Serious Conversation. Plato’s Symposium (circa 380-360 b.c.e.) is altogether atypical. A group of guests gather at the house of the tragic playwright Agathon to celebrate the victory he had won in the previous day’s dramatic festival. Since they are so hung over from the previous night’s celebrations, they decide to dispense with mandatory drinking and allow each guest to drink as much or as little as he wants. A further break with tradition occurs when the flute girl is sent away, leaving the guests alone to talk about serious matters. Proceeding around the room in turn, each guest makes a speech in praise of Eros, the god of sexual desire. The speeches are complex, philosophical, and entirely devoted to homoerotic desire—women (like the flute girl) are excluded symbolically as well as literally. The climactic speech is that of Socrates, which he claims to have learned from a priestess named Diotima (a complex irony in this all-male world), and which imparts Platonic doctrines on the nature of desire and its relation to the life of philosophy. The symposium reverts to a wilder form, however, when the young political hero Alcibiades crashes the party, and eventually the evening degenerates into wild drinking, with guests falling asleep on their couches and only Socrates left awake at the end. In creating such a fantasy world, Plato showed some of the possibilities inherent in the form of the symposium and also exposed its limitations. After Plato, the fictitious symposium became a popular literary genre, and the word symposium today refers not to an occasion for drinking, but for serious conversation.
Women’s Equivalent. No formal institution equivalent to the symposium existed for women. Assuredly there were gatherings of women of all classes, especially of those who had leisure time. On many occasions this group activity must have involved sharing meals. Yet, except for public festivals and religious ceremonies, which are well documented, there is relatively little information about women’s communal leisure activities. The fact that almost all historical sources were produced by men, combined with the men’s reluctance to talk about what women’s life in the home was like, leaves modern scholars with little to go on. The standard stereotype about women was that they were overly fond of wine, sex, gossip, and luxury: how much truth, if any, lay behind this is open to debate. In a world in which women were not citizens of the cities they inhabited, and in which they were almost entirely shut off from public life, at-home amusements must have been extremely important.

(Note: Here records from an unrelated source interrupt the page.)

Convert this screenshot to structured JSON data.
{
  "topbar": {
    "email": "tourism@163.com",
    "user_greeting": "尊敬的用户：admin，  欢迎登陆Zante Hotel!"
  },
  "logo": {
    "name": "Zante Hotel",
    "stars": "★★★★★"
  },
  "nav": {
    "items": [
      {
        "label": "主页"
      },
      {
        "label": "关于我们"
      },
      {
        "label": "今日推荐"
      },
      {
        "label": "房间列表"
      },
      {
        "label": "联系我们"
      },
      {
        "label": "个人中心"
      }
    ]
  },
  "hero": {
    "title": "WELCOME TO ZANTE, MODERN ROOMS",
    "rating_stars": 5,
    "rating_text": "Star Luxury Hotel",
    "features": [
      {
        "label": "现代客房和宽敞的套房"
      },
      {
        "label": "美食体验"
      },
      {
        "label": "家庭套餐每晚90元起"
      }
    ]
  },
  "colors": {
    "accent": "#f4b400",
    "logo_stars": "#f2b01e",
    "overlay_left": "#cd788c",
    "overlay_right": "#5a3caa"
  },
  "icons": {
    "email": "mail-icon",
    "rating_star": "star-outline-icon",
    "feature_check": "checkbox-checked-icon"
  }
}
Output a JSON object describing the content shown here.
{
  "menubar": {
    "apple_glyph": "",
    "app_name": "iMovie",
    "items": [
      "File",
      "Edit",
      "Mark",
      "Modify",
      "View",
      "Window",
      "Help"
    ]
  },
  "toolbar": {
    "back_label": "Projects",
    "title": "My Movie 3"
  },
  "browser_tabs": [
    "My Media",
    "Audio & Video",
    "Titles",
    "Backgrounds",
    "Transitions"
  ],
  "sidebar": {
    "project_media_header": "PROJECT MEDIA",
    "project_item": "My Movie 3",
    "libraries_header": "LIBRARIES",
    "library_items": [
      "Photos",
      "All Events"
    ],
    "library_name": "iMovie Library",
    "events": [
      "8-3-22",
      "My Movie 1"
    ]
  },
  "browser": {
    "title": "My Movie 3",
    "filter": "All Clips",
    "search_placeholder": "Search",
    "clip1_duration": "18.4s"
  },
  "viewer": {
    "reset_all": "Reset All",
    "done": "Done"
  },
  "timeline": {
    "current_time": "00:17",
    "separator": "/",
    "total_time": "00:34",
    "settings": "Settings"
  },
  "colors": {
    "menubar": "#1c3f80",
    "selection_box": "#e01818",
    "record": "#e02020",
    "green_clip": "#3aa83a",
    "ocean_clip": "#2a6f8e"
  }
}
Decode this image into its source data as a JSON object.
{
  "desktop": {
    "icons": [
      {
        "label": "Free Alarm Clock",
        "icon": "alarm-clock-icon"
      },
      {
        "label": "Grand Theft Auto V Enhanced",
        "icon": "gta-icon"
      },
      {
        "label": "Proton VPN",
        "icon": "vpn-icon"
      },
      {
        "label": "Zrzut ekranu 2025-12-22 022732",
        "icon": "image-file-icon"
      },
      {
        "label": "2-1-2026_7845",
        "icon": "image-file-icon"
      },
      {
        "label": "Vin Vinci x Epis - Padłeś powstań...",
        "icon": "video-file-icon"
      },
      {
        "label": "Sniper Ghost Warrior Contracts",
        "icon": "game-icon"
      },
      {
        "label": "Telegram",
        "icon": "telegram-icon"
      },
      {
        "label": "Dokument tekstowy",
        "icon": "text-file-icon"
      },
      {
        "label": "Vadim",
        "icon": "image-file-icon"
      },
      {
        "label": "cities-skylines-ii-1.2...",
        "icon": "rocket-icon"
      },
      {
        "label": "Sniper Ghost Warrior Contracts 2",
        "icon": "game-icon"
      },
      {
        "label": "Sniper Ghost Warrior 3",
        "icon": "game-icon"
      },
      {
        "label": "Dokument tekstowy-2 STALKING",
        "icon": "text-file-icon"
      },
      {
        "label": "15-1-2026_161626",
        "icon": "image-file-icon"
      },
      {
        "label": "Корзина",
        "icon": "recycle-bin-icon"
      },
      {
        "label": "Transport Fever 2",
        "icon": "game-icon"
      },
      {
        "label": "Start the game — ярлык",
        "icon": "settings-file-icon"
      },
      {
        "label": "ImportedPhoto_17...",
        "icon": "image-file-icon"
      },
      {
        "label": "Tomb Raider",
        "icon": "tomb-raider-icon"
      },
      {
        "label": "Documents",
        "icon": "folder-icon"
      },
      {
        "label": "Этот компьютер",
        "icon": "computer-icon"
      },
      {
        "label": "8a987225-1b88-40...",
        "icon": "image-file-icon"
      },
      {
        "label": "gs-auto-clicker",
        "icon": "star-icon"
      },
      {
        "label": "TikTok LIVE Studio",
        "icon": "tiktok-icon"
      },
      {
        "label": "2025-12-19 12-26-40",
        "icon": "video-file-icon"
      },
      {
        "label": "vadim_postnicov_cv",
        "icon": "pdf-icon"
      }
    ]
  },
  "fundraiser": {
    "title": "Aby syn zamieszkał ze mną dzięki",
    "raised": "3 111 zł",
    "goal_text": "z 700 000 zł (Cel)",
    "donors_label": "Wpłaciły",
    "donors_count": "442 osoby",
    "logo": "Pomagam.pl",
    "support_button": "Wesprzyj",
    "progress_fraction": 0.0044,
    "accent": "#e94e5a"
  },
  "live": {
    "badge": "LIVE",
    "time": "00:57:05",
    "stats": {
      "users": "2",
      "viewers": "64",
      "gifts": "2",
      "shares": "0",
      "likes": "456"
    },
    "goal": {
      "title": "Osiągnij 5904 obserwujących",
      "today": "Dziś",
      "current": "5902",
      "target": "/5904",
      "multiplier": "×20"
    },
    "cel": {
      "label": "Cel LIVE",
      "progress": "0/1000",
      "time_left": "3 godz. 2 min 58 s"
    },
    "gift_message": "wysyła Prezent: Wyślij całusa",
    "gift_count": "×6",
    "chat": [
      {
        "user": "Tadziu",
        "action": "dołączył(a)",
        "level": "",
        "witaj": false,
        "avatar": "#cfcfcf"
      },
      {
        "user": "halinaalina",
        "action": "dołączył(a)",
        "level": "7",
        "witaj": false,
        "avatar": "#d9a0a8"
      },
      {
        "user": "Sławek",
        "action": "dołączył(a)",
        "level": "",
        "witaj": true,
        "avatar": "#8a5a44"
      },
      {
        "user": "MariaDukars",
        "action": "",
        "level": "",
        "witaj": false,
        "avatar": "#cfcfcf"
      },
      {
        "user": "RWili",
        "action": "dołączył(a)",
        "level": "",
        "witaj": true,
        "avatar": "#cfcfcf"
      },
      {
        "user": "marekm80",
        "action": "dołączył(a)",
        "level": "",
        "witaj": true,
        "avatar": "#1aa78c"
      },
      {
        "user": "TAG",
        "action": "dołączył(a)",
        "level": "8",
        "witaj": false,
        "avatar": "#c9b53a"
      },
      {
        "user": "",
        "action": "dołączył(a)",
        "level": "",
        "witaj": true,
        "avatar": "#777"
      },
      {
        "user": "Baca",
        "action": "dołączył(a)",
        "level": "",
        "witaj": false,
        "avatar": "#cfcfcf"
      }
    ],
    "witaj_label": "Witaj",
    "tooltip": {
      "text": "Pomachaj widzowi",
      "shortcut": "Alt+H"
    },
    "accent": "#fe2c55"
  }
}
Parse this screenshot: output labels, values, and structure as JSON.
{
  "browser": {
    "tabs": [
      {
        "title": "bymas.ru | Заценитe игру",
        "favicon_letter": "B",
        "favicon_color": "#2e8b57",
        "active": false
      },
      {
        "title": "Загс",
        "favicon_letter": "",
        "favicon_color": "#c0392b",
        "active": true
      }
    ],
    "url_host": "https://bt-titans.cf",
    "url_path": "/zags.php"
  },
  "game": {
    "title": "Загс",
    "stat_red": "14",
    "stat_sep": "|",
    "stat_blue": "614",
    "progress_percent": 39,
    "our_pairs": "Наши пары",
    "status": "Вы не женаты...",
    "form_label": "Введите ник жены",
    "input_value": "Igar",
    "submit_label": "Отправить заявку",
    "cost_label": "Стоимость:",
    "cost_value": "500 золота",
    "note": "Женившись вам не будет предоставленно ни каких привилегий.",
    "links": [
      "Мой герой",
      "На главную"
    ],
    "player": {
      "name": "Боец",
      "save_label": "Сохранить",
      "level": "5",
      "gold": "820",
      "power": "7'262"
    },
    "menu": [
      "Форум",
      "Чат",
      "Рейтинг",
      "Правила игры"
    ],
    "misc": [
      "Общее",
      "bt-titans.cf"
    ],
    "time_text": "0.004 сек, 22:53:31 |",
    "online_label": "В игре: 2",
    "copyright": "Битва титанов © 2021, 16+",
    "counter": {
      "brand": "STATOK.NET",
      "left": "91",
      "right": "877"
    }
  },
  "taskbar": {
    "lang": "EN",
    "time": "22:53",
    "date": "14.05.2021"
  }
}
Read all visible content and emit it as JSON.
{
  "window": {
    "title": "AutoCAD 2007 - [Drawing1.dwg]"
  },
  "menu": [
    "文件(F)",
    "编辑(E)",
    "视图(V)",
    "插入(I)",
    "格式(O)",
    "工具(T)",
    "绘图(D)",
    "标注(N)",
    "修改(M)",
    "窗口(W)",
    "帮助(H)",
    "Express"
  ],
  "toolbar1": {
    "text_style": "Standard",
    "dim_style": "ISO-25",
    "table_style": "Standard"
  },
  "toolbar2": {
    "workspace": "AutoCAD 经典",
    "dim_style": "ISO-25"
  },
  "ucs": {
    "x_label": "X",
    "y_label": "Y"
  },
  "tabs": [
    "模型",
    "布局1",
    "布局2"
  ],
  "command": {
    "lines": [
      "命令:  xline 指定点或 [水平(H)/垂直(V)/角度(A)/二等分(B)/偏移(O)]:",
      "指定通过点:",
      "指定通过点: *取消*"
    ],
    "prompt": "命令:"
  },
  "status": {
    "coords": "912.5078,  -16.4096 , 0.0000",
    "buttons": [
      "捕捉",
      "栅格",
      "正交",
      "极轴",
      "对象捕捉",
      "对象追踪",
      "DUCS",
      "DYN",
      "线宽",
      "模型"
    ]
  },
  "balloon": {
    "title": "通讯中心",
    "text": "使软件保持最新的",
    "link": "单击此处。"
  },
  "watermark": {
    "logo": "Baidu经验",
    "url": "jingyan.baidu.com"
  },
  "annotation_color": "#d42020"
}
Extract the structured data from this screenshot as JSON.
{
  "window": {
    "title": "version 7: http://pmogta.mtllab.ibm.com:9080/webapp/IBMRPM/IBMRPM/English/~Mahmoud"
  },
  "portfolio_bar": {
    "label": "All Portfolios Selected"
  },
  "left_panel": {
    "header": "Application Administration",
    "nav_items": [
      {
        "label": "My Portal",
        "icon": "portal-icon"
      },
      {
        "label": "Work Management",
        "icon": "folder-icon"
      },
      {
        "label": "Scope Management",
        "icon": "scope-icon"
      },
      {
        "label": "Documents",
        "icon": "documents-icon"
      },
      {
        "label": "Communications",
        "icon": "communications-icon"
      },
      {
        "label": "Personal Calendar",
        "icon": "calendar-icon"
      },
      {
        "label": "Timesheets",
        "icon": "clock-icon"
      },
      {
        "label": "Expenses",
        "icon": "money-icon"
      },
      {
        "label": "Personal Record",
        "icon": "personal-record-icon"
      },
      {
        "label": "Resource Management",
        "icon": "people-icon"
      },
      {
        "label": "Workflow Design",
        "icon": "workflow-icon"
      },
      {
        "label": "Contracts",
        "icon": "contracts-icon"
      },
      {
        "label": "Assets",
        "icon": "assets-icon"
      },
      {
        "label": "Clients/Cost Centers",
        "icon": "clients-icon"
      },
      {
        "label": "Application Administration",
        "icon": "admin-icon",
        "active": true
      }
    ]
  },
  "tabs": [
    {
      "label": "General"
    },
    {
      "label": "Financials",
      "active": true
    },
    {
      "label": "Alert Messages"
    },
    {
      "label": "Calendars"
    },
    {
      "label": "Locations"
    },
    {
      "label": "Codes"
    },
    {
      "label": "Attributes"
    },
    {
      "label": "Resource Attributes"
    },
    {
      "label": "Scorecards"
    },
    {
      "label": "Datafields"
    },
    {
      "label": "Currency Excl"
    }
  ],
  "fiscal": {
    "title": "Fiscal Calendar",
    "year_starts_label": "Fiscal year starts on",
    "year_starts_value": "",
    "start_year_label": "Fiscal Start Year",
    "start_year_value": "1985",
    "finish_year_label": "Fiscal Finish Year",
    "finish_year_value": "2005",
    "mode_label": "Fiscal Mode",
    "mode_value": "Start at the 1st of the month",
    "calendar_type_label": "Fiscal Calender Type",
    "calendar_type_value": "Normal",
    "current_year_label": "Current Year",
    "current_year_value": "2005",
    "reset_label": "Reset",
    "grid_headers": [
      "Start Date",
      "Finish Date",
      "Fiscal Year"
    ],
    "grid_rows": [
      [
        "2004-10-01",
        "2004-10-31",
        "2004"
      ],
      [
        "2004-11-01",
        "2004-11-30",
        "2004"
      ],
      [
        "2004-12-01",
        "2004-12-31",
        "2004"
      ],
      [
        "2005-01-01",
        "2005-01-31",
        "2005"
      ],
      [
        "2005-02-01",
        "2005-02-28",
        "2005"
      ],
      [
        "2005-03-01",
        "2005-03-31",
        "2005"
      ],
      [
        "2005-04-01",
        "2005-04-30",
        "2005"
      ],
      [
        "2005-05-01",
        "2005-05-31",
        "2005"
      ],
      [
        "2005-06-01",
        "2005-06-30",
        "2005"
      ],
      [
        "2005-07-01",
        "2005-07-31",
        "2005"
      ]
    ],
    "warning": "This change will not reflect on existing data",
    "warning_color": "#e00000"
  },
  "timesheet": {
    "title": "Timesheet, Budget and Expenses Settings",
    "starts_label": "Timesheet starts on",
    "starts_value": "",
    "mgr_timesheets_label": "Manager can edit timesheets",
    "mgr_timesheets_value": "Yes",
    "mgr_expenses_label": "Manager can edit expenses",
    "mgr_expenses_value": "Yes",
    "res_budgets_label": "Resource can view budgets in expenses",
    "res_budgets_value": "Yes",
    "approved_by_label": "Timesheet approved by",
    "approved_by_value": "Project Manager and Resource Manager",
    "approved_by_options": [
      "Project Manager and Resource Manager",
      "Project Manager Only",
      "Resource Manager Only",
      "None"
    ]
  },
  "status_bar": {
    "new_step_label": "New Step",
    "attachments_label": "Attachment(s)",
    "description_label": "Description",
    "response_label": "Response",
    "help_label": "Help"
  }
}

Kenneth J. Dover, Greek Homosexuality (Cambridge, Mass.: Harvard University Press, 1977).
Francois Lissarague, The Aesthetics of the Greek Banquet: Images of Wine and Ritual (Princeton: Princeton University Press, 1990).